Work instruction → Look for the string "万县太白公园" in the material below. Copy every line where you find it.

Provided records →
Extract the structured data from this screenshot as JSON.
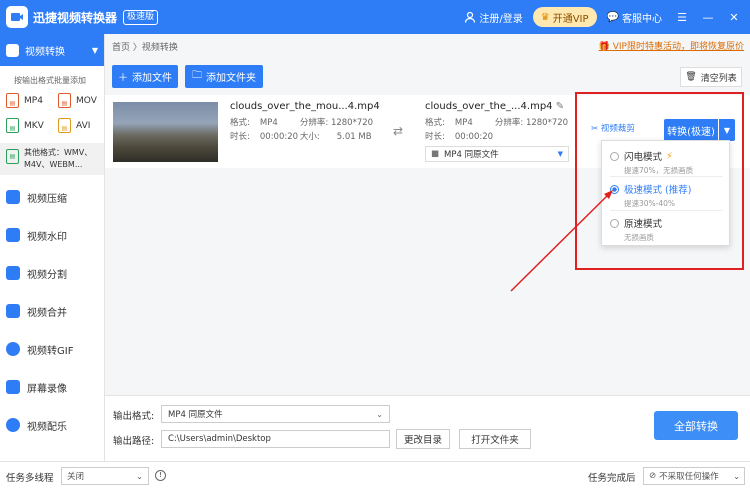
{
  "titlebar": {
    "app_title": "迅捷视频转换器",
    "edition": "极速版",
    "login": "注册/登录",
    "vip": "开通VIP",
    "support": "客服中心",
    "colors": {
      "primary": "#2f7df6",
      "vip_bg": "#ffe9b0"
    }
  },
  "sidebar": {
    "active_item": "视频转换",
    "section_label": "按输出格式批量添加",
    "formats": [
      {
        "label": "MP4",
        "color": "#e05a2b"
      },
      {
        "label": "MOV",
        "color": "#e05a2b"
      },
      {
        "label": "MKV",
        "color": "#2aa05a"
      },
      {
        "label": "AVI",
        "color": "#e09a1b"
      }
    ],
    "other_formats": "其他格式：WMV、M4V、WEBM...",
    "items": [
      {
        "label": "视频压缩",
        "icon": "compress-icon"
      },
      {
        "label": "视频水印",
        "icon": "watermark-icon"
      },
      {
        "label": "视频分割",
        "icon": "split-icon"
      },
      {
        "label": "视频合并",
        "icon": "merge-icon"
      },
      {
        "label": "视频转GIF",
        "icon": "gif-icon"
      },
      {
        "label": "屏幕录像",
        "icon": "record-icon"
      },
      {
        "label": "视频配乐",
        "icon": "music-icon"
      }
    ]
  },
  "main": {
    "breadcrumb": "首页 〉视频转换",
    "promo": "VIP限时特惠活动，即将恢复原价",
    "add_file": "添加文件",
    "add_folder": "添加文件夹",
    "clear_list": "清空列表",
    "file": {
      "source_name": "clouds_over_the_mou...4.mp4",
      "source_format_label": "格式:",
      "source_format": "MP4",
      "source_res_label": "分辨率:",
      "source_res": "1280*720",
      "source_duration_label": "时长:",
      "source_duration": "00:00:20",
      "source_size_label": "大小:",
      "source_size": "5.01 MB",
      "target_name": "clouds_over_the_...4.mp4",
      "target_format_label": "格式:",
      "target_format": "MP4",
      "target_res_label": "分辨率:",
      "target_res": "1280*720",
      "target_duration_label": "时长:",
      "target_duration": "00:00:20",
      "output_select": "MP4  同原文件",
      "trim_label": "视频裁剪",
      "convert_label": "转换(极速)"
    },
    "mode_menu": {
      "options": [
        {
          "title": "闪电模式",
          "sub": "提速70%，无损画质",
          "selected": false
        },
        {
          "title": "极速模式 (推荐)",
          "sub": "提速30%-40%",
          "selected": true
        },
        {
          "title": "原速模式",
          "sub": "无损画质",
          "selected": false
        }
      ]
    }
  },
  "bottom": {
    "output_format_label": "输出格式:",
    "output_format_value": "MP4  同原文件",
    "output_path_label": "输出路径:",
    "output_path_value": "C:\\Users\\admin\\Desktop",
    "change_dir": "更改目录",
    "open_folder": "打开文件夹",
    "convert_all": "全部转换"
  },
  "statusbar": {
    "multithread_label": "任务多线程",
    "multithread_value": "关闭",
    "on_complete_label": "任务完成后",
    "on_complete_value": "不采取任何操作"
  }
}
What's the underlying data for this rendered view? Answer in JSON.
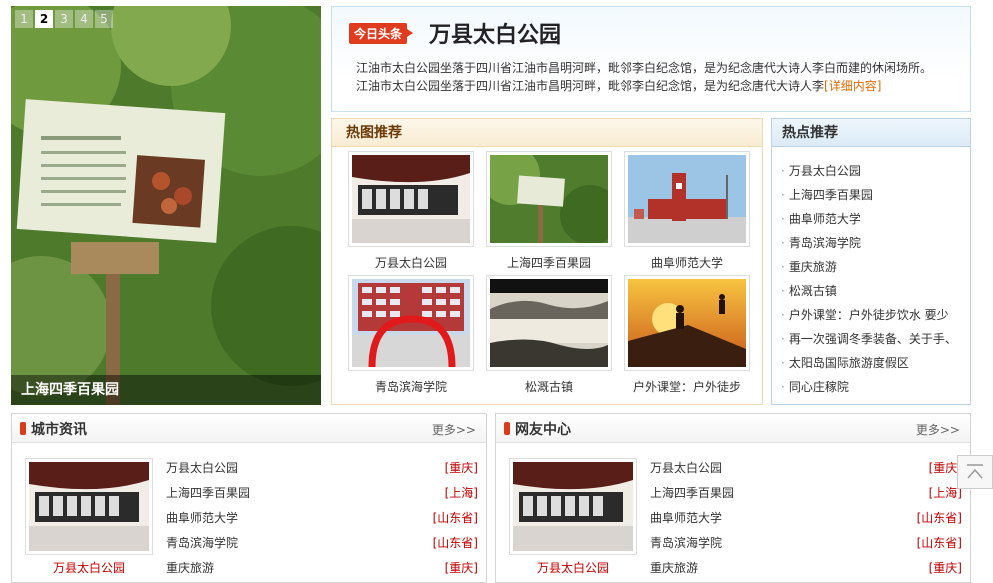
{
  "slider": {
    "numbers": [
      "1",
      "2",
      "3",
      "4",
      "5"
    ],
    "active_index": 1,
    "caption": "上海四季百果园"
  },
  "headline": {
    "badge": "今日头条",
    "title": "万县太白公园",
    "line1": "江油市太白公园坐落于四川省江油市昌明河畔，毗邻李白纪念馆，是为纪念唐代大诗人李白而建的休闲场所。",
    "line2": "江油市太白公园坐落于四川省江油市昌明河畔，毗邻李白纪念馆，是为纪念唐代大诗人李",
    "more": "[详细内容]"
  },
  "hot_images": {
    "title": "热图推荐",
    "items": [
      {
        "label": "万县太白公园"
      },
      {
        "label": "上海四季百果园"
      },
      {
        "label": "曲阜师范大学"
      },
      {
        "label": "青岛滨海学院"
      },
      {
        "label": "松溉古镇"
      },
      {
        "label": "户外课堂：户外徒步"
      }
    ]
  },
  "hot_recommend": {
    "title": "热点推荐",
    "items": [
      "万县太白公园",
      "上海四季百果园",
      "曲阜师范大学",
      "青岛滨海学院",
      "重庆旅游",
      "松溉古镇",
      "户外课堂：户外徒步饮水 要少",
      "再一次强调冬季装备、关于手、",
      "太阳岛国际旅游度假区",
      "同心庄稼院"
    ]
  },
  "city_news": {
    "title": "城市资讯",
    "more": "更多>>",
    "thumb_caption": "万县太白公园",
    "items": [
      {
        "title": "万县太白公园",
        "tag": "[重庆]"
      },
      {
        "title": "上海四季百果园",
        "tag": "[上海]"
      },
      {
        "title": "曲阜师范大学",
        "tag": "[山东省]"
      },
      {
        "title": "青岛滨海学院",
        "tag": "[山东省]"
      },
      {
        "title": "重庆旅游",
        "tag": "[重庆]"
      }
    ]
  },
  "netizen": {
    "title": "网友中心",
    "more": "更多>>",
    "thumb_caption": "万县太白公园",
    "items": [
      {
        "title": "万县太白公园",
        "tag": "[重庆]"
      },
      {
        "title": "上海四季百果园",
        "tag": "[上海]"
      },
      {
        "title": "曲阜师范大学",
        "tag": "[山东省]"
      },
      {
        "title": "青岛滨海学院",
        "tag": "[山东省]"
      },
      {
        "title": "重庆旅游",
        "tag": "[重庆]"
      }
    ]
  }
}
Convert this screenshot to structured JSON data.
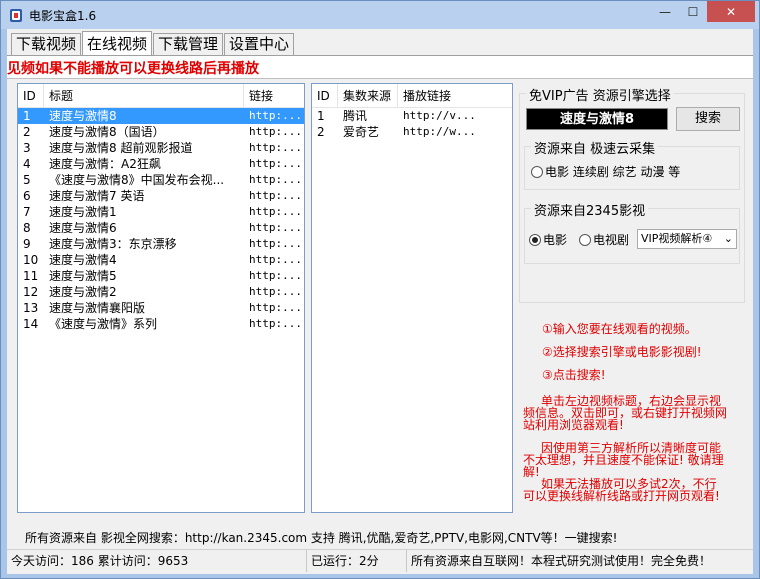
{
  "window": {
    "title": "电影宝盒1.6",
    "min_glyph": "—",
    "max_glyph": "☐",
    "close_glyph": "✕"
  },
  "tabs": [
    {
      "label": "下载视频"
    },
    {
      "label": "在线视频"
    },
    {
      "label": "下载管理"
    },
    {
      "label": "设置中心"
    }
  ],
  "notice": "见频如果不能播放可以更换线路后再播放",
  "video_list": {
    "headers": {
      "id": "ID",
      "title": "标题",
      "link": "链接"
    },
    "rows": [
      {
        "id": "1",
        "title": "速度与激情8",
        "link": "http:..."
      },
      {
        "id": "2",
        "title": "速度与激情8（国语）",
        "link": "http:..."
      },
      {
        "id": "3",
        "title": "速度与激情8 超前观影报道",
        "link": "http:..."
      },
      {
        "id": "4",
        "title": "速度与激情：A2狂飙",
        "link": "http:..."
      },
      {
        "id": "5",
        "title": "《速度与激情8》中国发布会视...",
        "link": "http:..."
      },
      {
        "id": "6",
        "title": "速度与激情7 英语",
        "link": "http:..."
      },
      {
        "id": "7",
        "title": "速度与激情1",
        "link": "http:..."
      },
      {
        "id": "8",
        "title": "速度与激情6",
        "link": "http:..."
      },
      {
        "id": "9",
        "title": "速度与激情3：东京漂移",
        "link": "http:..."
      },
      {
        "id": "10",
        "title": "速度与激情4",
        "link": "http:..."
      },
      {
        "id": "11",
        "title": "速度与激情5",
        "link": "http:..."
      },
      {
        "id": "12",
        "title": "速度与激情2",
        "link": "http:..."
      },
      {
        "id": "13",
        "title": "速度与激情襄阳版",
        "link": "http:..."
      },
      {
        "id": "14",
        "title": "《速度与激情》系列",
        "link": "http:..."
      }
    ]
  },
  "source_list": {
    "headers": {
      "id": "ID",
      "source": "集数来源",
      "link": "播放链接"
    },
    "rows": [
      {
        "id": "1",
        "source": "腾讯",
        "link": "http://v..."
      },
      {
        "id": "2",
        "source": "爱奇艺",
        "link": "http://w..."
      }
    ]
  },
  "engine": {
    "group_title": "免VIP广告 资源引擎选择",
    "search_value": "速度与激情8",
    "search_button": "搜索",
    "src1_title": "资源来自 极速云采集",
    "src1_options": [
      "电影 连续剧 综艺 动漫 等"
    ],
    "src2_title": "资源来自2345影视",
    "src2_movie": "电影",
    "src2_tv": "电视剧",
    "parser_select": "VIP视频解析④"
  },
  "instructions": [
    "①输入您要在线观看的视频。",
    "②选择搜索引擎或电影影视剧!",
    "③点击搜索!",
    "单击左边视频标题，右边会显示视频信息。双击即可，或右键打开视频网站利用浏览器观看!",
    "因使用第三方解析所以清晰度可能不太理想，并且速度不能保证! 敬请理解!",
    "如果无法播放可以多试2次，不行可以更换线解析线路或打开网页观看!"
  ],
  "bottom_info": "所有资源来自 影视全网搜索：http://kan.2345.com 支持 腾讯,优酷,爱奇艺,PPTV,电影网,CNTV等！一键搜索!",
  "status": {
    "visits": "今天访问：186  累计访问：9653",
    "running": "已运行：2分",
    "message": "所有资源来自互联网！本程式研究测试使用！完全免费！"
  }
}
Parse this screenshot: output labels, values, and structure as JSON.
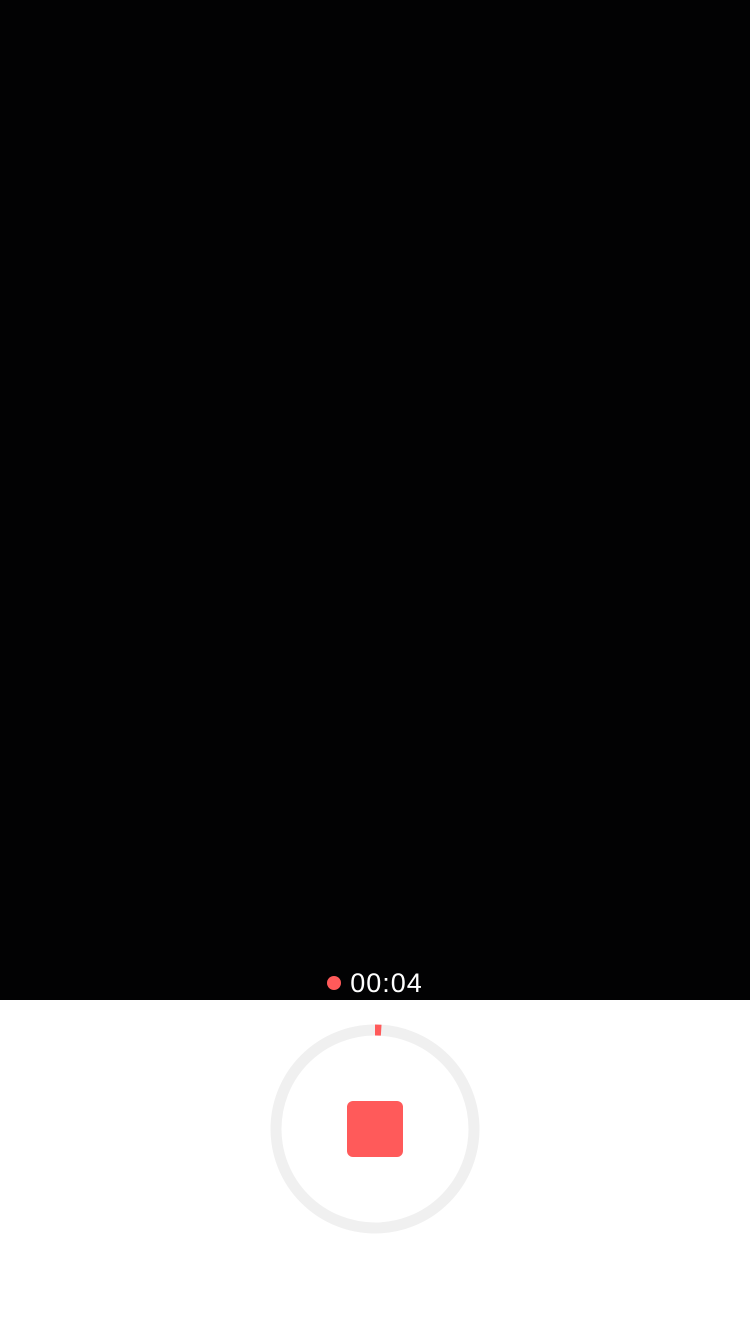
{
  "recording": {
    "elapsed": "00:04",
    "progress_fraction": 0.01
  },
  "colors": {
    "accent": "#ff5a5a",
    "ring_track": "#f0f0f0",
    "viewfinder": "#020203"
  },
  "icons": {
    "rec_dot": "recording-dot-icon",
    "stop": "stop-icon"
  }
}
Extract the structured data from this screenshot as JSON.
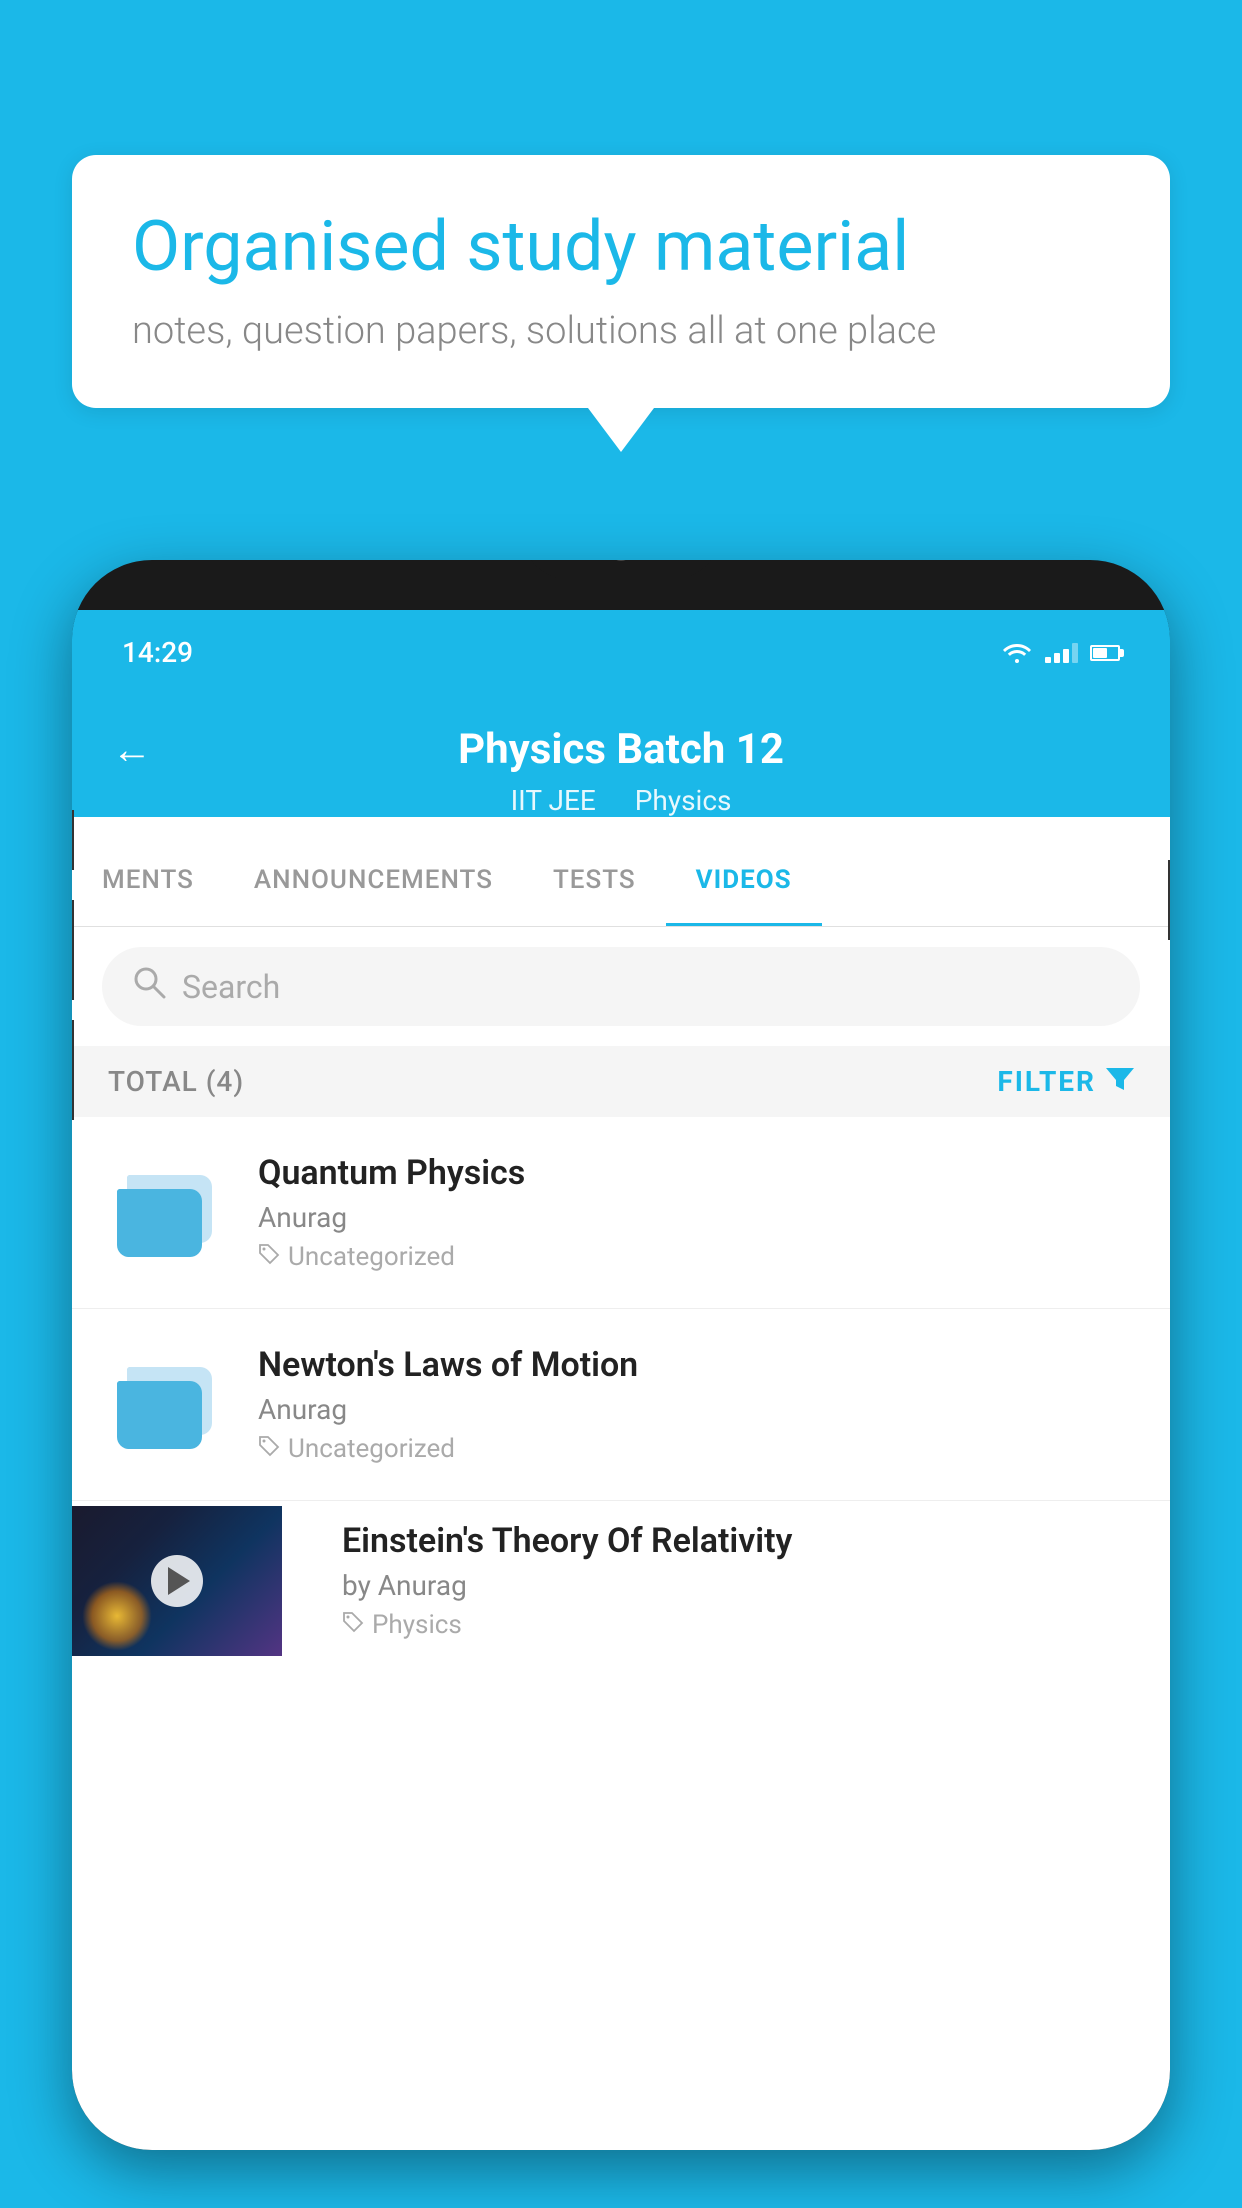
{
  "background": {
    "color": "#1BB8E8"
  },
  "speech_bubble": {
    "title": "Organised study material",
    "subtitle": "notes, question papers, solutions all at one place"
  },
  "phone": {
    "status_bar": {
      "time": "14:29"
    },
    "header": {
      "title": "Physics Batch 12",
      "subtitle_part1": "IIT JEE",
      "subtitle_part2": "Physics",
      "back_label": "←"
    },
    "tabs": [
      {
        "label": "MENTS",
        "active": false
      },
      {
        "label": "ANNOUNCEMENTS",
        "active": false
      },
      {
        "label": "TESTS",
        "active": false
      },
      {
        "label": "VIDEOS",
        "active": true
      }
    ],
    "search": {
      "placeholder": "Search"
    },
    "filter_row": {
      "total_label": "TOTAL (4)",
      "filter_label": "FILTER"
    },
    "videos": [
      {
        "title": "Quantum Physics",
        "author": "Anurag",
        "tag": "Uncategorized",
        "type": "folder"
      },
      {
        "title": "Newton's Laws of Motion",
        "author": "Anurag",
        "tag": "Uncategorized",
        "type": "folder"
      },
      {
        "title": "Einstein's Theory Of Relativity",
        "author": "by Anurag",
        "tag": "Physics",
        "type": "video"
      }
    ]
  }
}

Written answer →
    "title": "万县太白公园",
        "label": "万县太白公园"
      "万县太白公园",
    "thumb_caption": "万县太白公园",
        "title": "万县太白公园",
    "thumb_caption": "万县太白公园",
        "title": "万县太白公园",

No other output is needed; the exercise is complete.